* Problem *
The data must be returned in full and exactly as given.

┌────────

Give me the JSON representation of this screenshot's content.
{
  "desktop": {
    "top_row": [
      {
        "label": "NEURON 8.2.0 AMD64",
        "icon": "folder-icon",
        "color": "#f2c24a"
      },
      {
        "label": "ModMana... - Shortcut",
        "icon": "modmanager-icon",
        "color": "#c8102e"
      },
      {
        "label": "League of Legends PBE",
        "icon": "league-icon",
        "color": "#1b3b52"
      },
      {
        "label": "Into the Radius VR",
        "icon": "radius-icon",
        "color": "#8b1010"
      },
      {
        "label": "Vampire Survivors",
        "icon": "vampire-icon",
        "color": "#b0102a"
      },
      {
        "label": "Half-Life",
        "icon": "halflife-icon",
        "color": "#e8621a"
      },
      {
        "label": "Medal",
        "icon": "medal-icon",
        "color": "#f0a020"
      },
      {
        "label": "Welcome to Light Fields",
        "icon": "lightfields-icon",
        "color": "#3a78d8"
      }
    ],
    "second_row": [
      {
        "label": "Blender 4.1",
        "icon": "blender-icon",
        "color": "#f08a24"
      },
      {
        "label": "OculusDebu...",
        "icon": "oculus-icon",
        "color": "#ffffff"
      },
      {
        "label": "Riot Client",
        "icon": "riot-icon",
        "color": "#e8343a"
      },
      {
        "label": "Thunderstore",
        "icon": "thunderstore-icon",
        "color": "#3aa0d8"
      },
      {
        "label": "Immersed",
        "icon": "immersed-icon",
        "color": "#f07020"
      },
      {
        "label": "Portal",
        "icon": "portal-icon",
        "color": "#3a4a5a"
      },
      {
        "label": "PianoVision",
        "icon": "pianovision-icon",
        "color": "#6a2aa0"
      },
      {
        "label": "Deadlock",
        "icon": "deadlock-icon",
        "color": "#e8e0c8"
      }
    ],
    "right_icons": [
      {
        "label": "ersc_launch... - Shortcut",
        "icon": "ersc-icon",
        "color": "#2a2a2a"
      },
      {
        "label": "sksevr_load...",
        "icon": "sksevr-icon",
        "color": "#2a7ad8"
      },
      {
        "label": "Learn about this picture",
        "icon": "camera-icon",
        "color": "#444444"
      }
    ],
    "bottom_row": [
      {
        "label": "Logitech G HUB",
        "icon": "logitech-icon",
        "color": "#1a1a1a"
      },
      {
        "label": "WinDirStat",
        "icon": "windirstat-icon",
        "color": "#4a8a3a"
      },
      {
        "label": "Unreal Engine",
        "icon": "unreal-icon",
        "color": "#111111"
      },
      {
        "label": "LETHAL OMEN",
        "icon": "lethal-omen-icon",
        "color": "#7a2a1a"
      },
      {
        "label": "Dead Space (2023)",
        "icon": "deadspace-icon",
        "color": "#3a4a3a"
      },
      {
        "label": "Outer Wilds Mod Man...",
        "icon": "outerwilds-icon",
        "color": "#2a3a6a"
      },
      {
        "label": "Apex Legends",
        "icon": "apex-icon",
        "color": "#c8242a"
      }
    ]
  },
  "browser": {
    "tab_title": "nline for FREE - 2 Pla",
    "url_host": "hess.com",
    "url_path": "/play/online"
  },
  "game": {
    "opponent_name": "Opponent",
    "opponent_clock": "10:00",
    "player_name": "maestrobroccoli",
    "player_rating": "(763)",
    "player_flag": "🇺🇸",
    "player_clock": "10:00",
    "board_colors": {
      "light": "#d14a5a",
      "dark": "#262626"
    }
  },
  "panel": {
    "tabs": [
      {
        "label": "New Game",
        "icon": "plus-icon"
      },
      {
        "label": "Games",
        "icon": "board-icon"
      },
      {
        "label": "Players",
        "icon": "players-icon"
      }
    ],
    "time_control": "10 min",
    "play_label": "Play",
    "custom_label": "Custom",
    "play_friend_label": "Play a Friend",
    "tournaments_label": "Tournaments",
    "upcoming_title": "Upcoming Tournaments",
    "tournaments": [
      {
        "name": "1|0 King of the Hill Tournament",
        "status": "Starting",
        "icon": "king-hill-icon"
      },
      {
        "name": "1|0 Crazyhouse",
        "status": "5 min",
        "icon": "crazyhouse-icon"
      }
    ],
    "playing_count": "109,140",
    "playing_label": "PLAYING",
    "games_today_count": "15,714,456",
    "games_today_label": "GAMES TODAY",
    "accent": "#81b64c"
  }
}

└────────

* Result *
Give me the JSON representation of this screenshot's content.
{
  "desktop": {
    "top_row": [
      {
        "label": "NEURON 8.2.0 AMD64",
        "icon": "folder-icon",
        "color": "#f2c24a"
      },
      {
        "label": "ModMana... - Shortcut",
        "icon": "modmanager-icon",
        "color": "#c8102e"
      },
      {
        "label": "League of Legends PBE",
        "icon": "league-icon",
        "color": "#1b3b52"
      },
      {
        "label": "Into the Radius VR",
        "icon": "radius-icon",
        "color": "#8b1010"
      },
      {
        "label": "Vampire Survivors",
        "icon": "vampire-icon",
        "color": "#b0102a"
      },
      {
        "label": "Half-Life",
        "icon": "halflife-icon",
        "color": "#e8621a"
      },
      {
        "label": "Medal",
        "icon": "medal-icon",
        "color": "#f0a020"
      },
      {
        "label": "Welcome to Light Fields",
        "icon": "lightfields-icon",
        "color": "#3a78d8"
      }
    ],
    "second_row": [
      {
        "label": "Blender 4.1",
        "icon": "blender-icon",
        "color": "#f08a24"
      },
      {
        "label": "OculusDebu...",
        "icon": "oculus-icon",
        "color": "#ffffff"
      },
      {
        "label": "Riot Client",
        "icon": "riot-icon",
        "color": "#e8343a"
      },
      {
        "label": "Thunderstore",
        "icon": "thunderstore-icon",
        "color": "#3aa0d8"
      },
      {
        "label": "Immersed",
        "icon": "immersed-icon",
        "color": "#f07020"
      },
      {
        "label": "Portal",
        "icon": "portal-icon",
        "color": "#3a4a5a"
      },
      {
        "label": "PianoVision",
        "icon": "pianovision-icon",
        "color": "#6a2aa0"
      },
      {
        "label": "Deadlock",
        "icon": "deadlock-icon",
        "color": "#e8e0c8"
      }
    ],
    "right_icons": [
      {
        "label": "ersc_launch... - Shortcut",
        "icon": "ersc-icon",
        "color": "#2a2a2a"
      },
      {
        "label": "sksevr_load...",
        "icon": "sksevr-icon",
        "color": "#2a7ad8"
      },
      {
        "label": "Learn about this picture",
        "icon": "camera-icon",
        "color": "#444444"
      }
    ],
    "bottom_row": [
      {
        "label": "Logitech G HUB",
        "icon": "logitech-icon",
        "color": "#1a1a1a"
      },
      {
        "label": "WinDirStat",
        "icon": "windirstat-icon",
        "color": "#4a8a3a"
      },
      {
        "label": "Unreal Engine",
        "icon": "unreal-icon",
        "color": "#111111"
      },
      {
        "label": "LETHAL OMEN",
        "icon": "lethal-omen-icon",
        "color": "#7a2a1a"
      },
      {
        "label": "Dead Space (2023)",
        "icon": "deadspace-icon",
        "color": "#3a4a3a"
      },
      {
        "label": "Outer Wilds Mod Man...",
        "icon": "outerwilds-icon",
        "color": "#2a3a6a"
      },
      {
        "label": "Apex Legends",
        "icon": "apex-icon",
        "color": "#c8242a"
      }
    ]
  },
  "browser": {
    "tab_title": "nline for FREE - 2 Pla",
    "url_host": "hess.com",
    "url_path": "/play/online"
  },
  "game": {
    "opponent_name": "Opponent",
    "opponent_clock": "10:00",
    "player_name": "maestrobroccoli",
    "player_rating": "(763)",
    "player_flag": "🇺🇸",
    "player_clock": "10:00",
    "board_colors": {
      "light": "#d14a5a",
      "dark": "#262626"
    }
  },
  "panel": {
    "tabs": [
      {
        "label": "New Game",
        "icon": "plus-icon"
      },
      {
        "label": "Games",
        "icon": "board-icon"
      },
      {
        "label": "Players",
        "icon": "players-icon"
      }
    ],
    "time_control": "10 min",
    "play_label": "Play",
    "custom_label": "Custom",
    "play_friend_label": "Play a Friend",
    "tournaments_label": "Tournaments",
    "upcoming_title": "Upcoming Tournaments",
    "tournaments": [
      {
        "name": "1|0 King of the Hill Tournament",
        "status": "Starting",
        "icon": "king-hill-icon"
      },
      {
        "name": "1|0 Crazyhouse",
        "status": "5 min",
        "icon": "crazyhouse-icon"
      }
    ],
    "playing_count": "109,140",
    "playing_label": "PLAYING",
    "games_today_count": "15,714,456",
    "games_today_label": "GAMES TODAY",
    "accent": "#81b64c"
  }
}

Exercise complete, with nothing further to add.